**YOUR ASSIGNMENT**: All records below are to be set down exactly, each character intact.

RECORDS SUPPLIED Start Marker

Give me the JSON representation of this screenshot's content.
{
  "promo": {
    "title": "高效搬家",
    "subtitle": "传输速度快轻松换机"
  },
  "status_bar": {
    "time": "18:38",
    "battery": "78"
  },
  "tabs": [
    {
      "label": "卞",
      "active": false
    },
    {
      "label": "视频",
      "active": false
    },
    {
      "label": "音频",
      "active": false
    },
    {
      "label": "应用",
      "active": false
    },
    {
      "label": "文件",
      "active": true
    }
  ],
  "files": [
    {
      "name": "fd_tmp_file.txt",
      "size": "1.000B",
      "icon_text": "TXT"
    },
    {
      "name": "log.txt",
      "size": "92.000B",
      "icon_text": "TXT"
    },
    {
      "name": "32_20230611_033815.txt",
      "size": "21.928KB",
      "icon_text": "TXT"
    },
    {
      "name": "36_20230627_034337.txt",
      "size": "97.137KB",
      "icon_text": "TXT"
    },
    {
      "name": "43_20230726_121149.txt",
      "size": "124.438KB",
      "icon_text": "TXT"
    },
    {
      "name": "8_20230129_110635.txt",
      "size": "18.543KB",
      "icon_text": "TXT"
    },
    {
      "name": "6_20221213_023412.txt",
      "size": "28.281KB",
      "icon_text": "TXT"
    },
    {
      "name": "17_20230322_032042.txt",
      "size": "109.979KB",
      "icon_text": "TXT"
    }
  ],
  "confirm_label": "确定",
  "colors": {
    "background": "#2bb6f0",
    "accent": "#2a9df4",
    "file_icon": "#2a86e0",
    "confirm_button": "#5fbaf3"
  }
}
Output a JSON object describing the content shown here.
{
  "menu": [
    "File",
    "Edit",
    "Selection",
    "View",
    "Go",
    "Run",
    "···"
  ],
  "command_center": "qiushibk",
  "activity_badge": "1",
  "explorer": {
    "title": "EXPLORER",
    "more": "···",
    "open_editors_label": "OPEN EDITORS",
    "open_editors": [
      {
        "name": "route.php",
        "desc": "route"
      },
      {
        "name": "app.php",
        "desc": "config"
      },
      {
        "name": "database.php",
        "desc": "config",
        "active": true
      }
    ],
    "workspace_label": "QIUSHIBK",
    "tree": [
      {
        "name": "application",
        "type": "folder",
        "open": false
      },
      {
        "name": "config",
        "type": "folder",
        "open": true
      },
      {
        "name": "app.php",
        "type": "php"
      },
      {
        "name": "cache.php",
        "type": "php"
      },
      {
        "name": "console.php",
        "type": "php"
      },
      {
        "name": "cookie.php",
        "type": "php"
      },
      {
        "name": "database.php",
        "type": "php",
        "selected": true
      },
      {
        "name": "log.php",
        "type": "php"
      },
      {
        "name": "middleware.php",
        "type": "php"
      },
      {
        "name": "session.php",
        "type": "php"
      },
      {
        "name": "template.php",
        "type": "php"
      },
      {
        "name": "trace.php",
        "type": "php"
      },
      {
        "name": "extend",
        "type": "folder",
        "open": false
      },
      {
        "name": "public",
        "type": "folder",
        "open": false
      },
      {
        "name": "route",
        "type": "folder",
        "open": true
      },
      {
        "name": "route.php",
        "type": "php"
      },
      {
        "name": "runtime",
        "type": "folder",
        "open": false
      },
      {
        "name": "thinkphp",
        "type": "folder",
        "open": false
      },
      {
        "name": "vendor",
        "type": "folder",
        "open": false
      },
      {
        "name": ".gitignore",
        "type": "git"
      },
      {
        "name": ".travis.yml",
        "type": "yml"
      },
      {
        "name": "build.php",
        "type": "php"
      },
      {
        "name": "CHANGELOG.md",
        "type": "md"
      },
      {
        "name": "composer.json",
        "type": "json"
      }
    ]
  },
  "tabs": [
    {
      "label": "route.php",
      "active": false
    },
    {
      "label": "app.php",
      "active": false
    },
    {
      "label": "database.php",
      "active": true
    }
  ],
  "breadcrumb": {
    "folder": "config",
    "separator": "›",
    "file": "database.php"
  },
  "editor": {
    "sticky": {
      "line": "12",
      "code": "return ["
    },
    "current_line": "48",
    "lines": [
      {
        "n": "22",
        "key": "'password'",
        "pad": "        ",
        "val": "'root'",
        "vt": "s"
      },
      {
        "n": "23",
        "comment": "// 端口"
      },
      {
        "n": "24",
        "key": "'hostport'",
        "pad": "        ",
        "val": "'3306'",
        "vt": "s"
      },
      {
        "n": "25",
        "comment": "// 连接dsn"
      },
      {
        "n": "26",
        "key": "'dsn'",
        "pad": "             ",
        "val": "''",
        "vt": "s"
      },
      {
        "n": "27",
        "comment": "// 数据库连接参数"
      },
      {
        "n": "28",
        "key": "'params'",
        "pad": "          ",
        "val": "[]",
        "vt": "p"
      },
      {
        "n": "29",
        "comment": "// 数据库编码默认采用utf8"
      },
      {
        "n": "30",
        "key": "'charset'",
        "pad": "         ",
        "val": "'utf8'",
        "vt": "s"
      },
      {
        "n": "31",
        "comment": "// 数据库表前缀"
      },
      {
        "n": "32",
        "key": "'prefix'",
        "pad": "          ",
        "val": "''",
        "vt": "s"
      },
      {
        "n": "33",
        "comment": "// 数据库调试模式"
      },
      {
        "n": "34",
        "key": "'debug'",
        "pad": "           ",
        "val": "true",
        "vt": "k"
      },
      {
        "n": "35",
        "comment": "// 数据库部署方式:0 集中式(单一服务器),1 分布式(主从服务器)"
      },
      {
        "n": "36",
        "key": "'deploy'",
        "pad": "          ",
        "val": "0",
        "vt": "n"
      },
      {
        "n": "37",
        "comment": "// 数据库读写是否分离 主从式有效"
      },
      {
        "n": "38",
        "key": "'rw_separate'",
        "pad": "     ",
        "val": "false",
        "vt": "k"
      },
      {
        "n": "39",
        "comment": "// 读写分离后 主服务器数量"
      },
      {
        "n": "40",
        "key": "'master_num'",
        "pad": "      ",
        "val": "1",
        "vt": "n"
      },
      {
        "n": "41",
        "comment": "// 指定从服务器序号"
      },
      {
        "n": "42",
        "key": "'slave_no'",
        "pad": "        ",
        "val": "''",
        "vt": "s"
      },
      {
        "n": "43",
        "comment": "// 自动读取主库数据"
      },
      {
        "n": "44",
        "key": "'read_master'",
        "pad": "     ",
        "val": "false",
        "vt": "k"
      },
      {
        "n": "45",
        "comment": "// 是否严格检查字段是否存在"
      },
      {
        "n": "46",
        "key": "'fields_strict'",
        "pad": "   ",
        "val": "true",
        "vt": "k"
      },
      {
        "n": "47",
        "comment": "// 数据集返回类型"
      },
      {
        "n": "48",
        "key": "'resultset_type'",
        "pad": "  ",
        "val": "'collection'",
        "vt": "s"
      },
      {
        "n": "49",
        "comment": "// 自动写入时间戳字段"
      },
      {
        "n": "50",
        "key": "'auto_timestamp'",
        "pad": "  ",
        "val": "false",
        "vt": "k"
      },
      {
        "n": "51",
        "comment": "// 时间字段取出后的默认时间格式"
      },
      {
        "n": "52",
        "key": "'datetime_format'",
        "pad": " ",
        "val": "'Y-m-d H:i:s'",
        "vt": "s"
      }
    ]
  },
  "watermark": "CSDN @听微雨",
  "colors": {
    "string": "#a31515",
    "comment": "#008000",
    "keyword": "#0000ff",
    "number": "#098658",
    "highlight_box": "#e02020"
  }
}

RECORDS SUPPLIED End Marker

**FINAL ANSWER**:
Give me the JSON representation of this screenshot's content.
{
  "promo": {
    "title": "高效搬家",
    "subtitle": "传输速度快轻松换机"
  },
  "status_bar": {
    "time": "18:38",
    "battery": "78"
  },
  "tabs": [
    {
      "label": "卞",
      "active": false
    },
    {
      "label": "视频",
      "active": false
    },
    {
      "label": "音频",
      "active": false
    },
    {
      "label": "应用",
      "active": false
    },
    {
      "label": "文件",
      "active": true
    }
  ],
  "files": [
    {
      "name": "fd_tmp_file.txt",
      "size": "1.000B",
      "icon_text": "TXT"
    },
    {
      "name": "log.txt",
      "size": "92.000B",
      "icon_text": "TXT"
    },
    {
      "name": "32_20230611_033815.txt",
      "size": "21.928KB",
      "icon_text": "TXT"
    },
    {
      "name": "36_20230627_034337.txt",
      "size": "97.137KB",
      "icon_text": "TXT"
    },
    {
      "name": "43_20230726_121149.txt",
      "size": "124.438KB",
      "icon_text": "TXT"
    },
    {
      "name": "8_20230129_110635.txt",
      "size": "18.543KB",
      "icon_text": "TXT"
    },
    {
      "name": "6_20221213_023412.txt",
      "size": "28.281KB",
      "icon_text": "TXT"
    },
    {
      "name": "17_20230322_032042.txt",
      "size": "109.979KB",
      "icon_text": "TXT"
    }
  ],
  "confirm_label": "确定",
  "colors": {
    "background": "#2bb6f0",
    "accent": "#2a9df4",
    "file_icon": "#2a86e0",
    "confirm_button": "#5fbaf3"
  }
}
Output a JSON object describing the content shown here.
{
  "menu": [
    "File",
    "Edit",
    "Selection",
    "View",
    "Go",
    "Run",
    "···"
  ],
  "command_center": "qiushibk",
  "activity_badge": "1",
  "explorer": {
    "title": "EXPLORER",
    "more": "···",
    "open_editors_label": "OPEN EDITORS",
    "open_editors": [
      {
        "name": "route.php",
        "desc": "route"
      },
      {
        "name": "app.php",
        "desc": "config"
      },
      {
        "name": "database.php",
        "desc": "config",
        "active": true
      }
    ],
    "workspace_label": "QIUSHIBK",
    "tree": [
      {
        "name": "application",
        "type": "folder",
        "open": false
      },
      {
        "name": "config",
        "type": "folder",
        "open": true
      },
      {
        "name": "app.php",
        "type": "php"
      },
      {
        "name": "cache.php",
        "type": "php"
      },
      {
        "name": "console.php",
        "type": "php"
      },
      {
        "name": "cookie.php",
        "type": "php"
      },
      {
        "name": "database.php",
        "type": "php",
        "selected": true
      },
      {
        "name": "log.php",
        "type": "php"
      },
      {
        "name": "middleware.php",
        "type": "php"
      },
      {
        "name": "session.php",
        "type": "php"
      },
      {
        "name": "template.php",
        "type": "php"
      },
      {
        "name": "trace.php",
        "type": "php"
      },
      {
        "name": "extend",
        "type": "folder",
        "open": false
      },
      {
        "name": "public",
        "type": "folder",
        "open": false
      },
      {
        "name": "route",
        "type": "folder",
        "open": true
      },
      {
        "name": "route.php",
        "type": "php"
      },
      {
        "name": "runtime",
        "type": "folder",
        "open": false
      },
      {
        "name": "thinkphp",
        "type": "folder",
        "open": false
      },
      {
        "name": "vendor",
        "type": "folder",
        "open": false
      },
      {
        "name": ".gitignore",
        "type": "git"
      },
      {
        "name": ".travis.yml",
        "type": "yml"
      },
      {
        "name": "build.php",
        "type": "php"
      },
      {
        "name": "CHANGELOG.md",
        "type": "md"
      },
      {
        "name": "composer.json",
        "type": "json"
      }
    ]
  },
  "tabs": [
    {
      "label": "route.php",
      "active": false
    },
    {
      "label": "app.php",
      "active": false
    },
    {
      "label": "database.php",
      "active": true
    }
  ],
  "breadcrumb": {
    "folder": "config",
    "separator": "›",
    "file": "database.php"
  },
  "editor": {
    "sticky": {
      "line": "12",
      "code": "return ["
    },
    "current_line": "48",
    "lines": [
      {
        "n": "22",
        "key": "'password'",
        "pad": "        ",
        "val": "'root'",
        "vt": "s"
      },
      {
        "n": "23",
        "comment": "// 端口"
      },
      {
        "n": "24",
        "key": "'hostport'",
        "pad": "        ",
        "val": "'3306'",
        "vt": "s"
      },
      {
        "n": "25",
        "comment": "// 连接dsn"
      },
      {
        "n": "26",
        "key": "'dsn'",
        "pad": "             ",
        "val": "''",
        "vt": "s"
      },
      {
        "n": "27",
        "comment": "// 数据库连接参数"
      },
      {
        "n": "28",
        "key": "'params'",
        "pad": "          ",
        "val": "[]",
        "vt": "p"
      },
      {
        "n": "29",
        "comment": "// 数据库编码默认采用utf8"
      },
      {
        "n": "30",
        "key": "'charset'",
        "pad": "         ",
        "val": "'utf8'",
        "vt": "s"
      },
      {
        "n": "31",
        "comment": "// 数据库表前缀"
      },
      {
        "n": "32",
        "key": "'prefix'",
        "pad": "          ",
        "val": "''",
        "vt": "s"
      },
      {
        "n": "33",
        "comment": "// 数据库调试模式"
      },
      {
        "n": "34",
        "key": "'debug'",
        "pad": "           ",
        "val": "true",
        "vt": "k"
      },
      {
        "n": "35",
        "comment": "// 数据库部署方式:0 集中式(单一服务器),1 分布式(主从服务器)"
      },
      {
        "n": "36",
        "key": "'deploy'",
        "pad": "          ",
        "val": "0",
        "vt": "n"
      },
      {
        "n": "37",
        "comment": "// 数据库读写是否分离 主从式有效"
      },
      {
        "n": "38",
        "key": "'rw_separate'",
        "pad": "     ",
        "val": "false",
        "vt": "k"
      },
      {
        "n": "39",
        "comment": "// 读写分离后 主服务器数量"
      },
      {
        "n": "40",
        "key": "'master_num'",
        "pad": "      ",
        "val": "1",
        "vt": "n"
      },
      {
        "n": "41",
        "comment": "// 指定从服务器序号"
      },
      {
        "n": "42",
        "key": "'slave_no'",
        "pad": "        ",
        "val": "''",
        "vt": "s"
      },
      {
        "n": "43",
        "comment": "// 自动读取主库数据"
      },
      {
        "n": "44",
        "key": "'read_master'",
        "pad": "     ",
        "val": "false",
        "vt": "k"
      },
      {
        "n": "45",
        "comment": "// 是否严格检查字段是否存在"
      },
      {
        "n": "46",
        "key": "'fields_strict'",
        "pad": "   ",
        "val": "true",
        "vt": "k"
      },
      {
        "n": "47",
        "comment": "// 数据集返回类型"
      },
      {
        "n": "48",
        "key": "'resultset_type'",
        "pad": "  ",
        "val": "'collection'",
        "vt": "s"
      },
      {
        "n": "49",
        "comment": "// 自动写入时间戳字段"
      },
      {
        "n": "50",
        "key": "'auto_timestamp'",
        "pad": "  ",
        "val": "false",
        "vt": "k"
      },
      {
        "n": "51",
        "comment": "// 时间字段取出后的默认时间格式"
      },
      {
        "n": "52",
        "key": "'datetime_format'",
        "pad": " ",
        "val": "'Y-m-d H:i:s'",
        "vt": "s"
      }
    ]
  },
  "watermark": "CSDN @听微雨",
  "colors": {
    "string": "#a31515",
    "comment": "#008000",
    "keyword": "#0000ff",
    "number": "#098658",
    "highlight_box": "#e02020"
  }
}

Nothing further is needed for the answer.